Durable Power of Attorney
A Power of Attorney gives another individual the right to “act as if they were you” as your agent or attorney in fact. This legal document allows you to appoint someone to take care of your personal business should you not be able to do this yourself.
The person creating the power (the principal) specifies in the legal document the specific authority he or she wants the other person, (the agent or attorney-in-fact), to possess. The agent (the person acting on behalf of the principal) will only have those powers specifically granted to him or her by the principal. You can authorize your agent to complete a broad range of activities.
Durable Power of Attorney
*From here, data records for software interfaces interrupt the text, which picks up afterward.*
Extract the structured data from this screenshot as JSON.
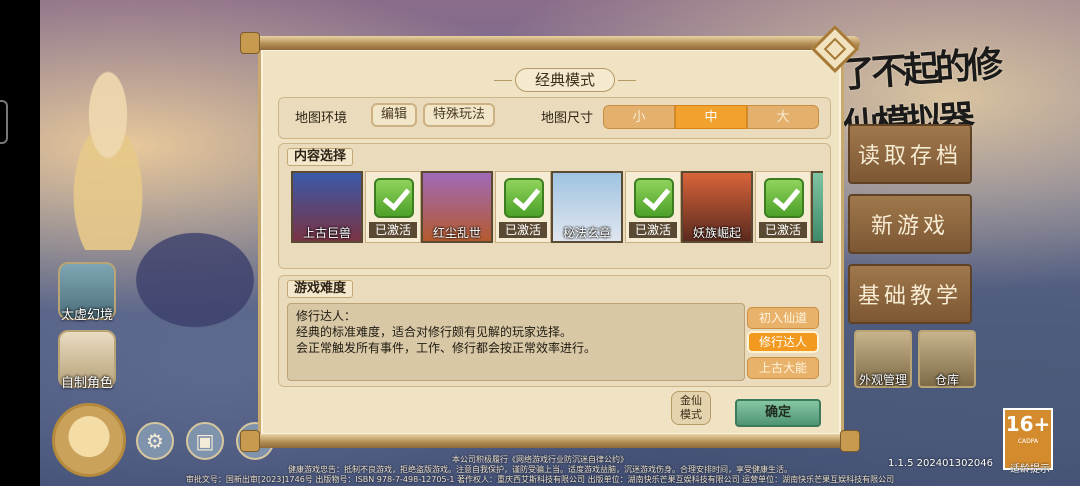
{
  "dialog": {
    "title": "经典模式",
    "map_env_label": "地图环境",
    "edit_button": "编辑",
    "special_button": "特殊玩法",
    "map_size_label": "地图尺寸",
    "map_sizes": [
      "小",
      "中",
      "大"
    ],
    "map_size_selected": "中",
    "content_section": "内容选择",
    "contents": [
      {
        "name": "上古巨兽",
        "state": "已激活"
      },
      {
        "name": "红尘乱世",
        "state": "已激活"
      },
      {
        "name": "秘法玄章",
        "state": "已激活"
      },
      {
        "name": "妖族崛起",
        "state": "已激活"
      }
    ],
    "difficulty_section": "游戏难度",
    "difficulty_text": [
      "修行达人：",
      "经典的标准难度，适合对修行颇有见解的玩家选择。",
      "会正常触发所有事件，工作、修行都会按正常效率进行。"
    ],
    "difficulties": [
      "初入仙道",
      "修行达人",
      "上古大能"
    ],
    "difficulty_selected": "修行达人",
    "mode_badge": "金仙\n模式",
    "confirm_button": "确定"
  },
  "left_menu": {
    "items": [
      "太虚幻境",
      "自制角色"
    ]
  },
  "right_menu": {
    "logo": "了不起的修仙模拟器",
    "buttons": [
      "读取存档",
      "新游戏",
      "基础教学"
    ],
    "tiles": [
      "外观管理",
      "仓库"
    ]
  },
  "age_rating": {
    "big": "16+",
    "small": "CADPA",
    "tip": "适龄提示"
  },
  "version": "1.1.5 202401302046",
  "footer": {
    "line1": "本公司积极履行《网络游戏行业防沉迷自律公约》",
    "line2": "健康游戏忠告：抵制不良游戏，拒绝盗版游戏。注意自我保护，谨防受骗上当。适度游戏益脑，沉迷游戏伤身。合理安排时间，享受健康生活。",
    "line3": "审批文号：国新出审[2023]1746号 出版物号：ISBN 978-7-498-12705-1 著作权人：重庆西艾斯科技有限公司 出版单位：湖南快乐芒果互娱科技有限公司 运营单位：湖南快乐芒果互娱科技有限公司"
  },
  "colors": {
    "dialog_bg": "#efe3c4",
    "accent_orange": "#f0a12e",
    "confirm_green": "#4f9472",
    "check_green": "#4da129"
  }
}
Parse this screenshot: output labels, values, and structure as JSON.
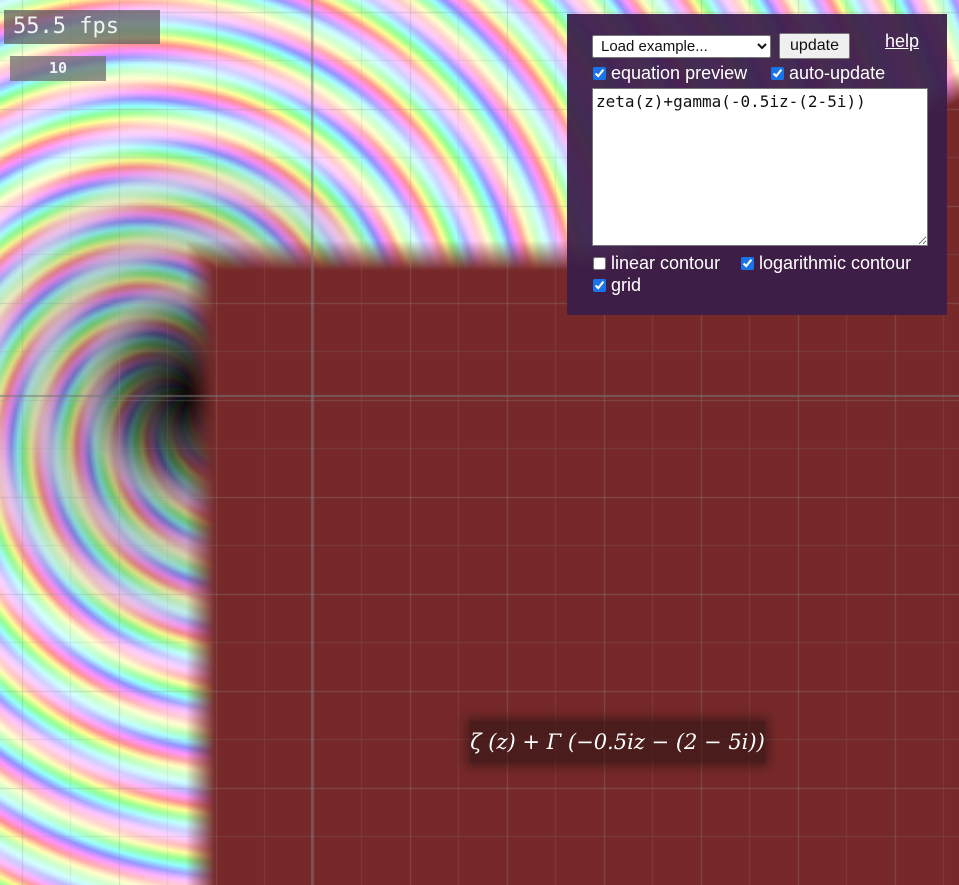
{
  "stats": {
    "fps": "55.5 fps",
    "ms": "10"
  },
  "controls": {
    "example_select_value": "Load example...",
    "update_label": "update",
    "help_label": "help",
    "equation_preview_label": "equation preview",
    "equation_preview_checked": true,
    "auto_update_label": "auto-update",
    "auto_update_checked": true,
    "equation": "zeta(z)+gamma(-0.5iz-(2-5i))",
    "linear_contour_label": "linear contour",
    "linear_contour_checked": false,
    "log_contour_label": "logarithmic contour",
    "log_contour_checked": true,
    "grid_label": "grid",
    "grid_checked": true
  },
  "preview": {
    "formula": "ζ (z) + Γ (−0.5iz − (2 − 5i))"
  },
  "colors": {
    "background": "#772929",
    "panel": "#3a1c48"
  }
}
While a Durable Power of Attorney functions almost the same as a Power of Attorney, there is one major difference…it remains in effect should you become incapacitated. As the principal in a Power of Attorney, you must be able to direct the acts of your agent. If you become incapacitated and cannot provide this direction, the Power of Attorney is no longer valid. The Durable Power of Attorney allows the agent to continue to act on your behalf even after you have become incapacitated….at a time when you most need someone managing your affairs.
A Durable Power of Attorney document must contain specific language that states the power is durable and will not terminate when the principal becomes incapacitated. The law requires this document to be even more specific in the powers that are being authorized to the agent, but prohibits the agent from making or revoking a will or a living will for the principal.
Other Forms of Power of Attorney
In the foregoing examples, a Power of Attorney, or a Durable Power of Attorney, allows the person to appoint someone they trust to look out for their best interests or to take proper care of their child in their absence. We handle these documents to help our Clients regain control over their lives. The costs are minimal, especially considering the amount of peace and control that it brings back to their lives.
Sometimes when you least expect it, you might need a trusted friend or family member to be able to step into your shoes to pay your bills, deposit your checks, and handle your financial affairs when you are incapacitated.
Consider this document as an insurance policy, just in case something should happen to you unexpectedly, to allow someone that you know and trust to be able to speak for you when you can’t.
When you need to temporarily delegate some authority over your child to a friend or family member, a Power of Attorney for Care and Custody of your child may be the answer to your dilemma.
Contact an attorney at the Zolman Law Firm in St. Louis today for a free consultation to discuss the options that are available to you.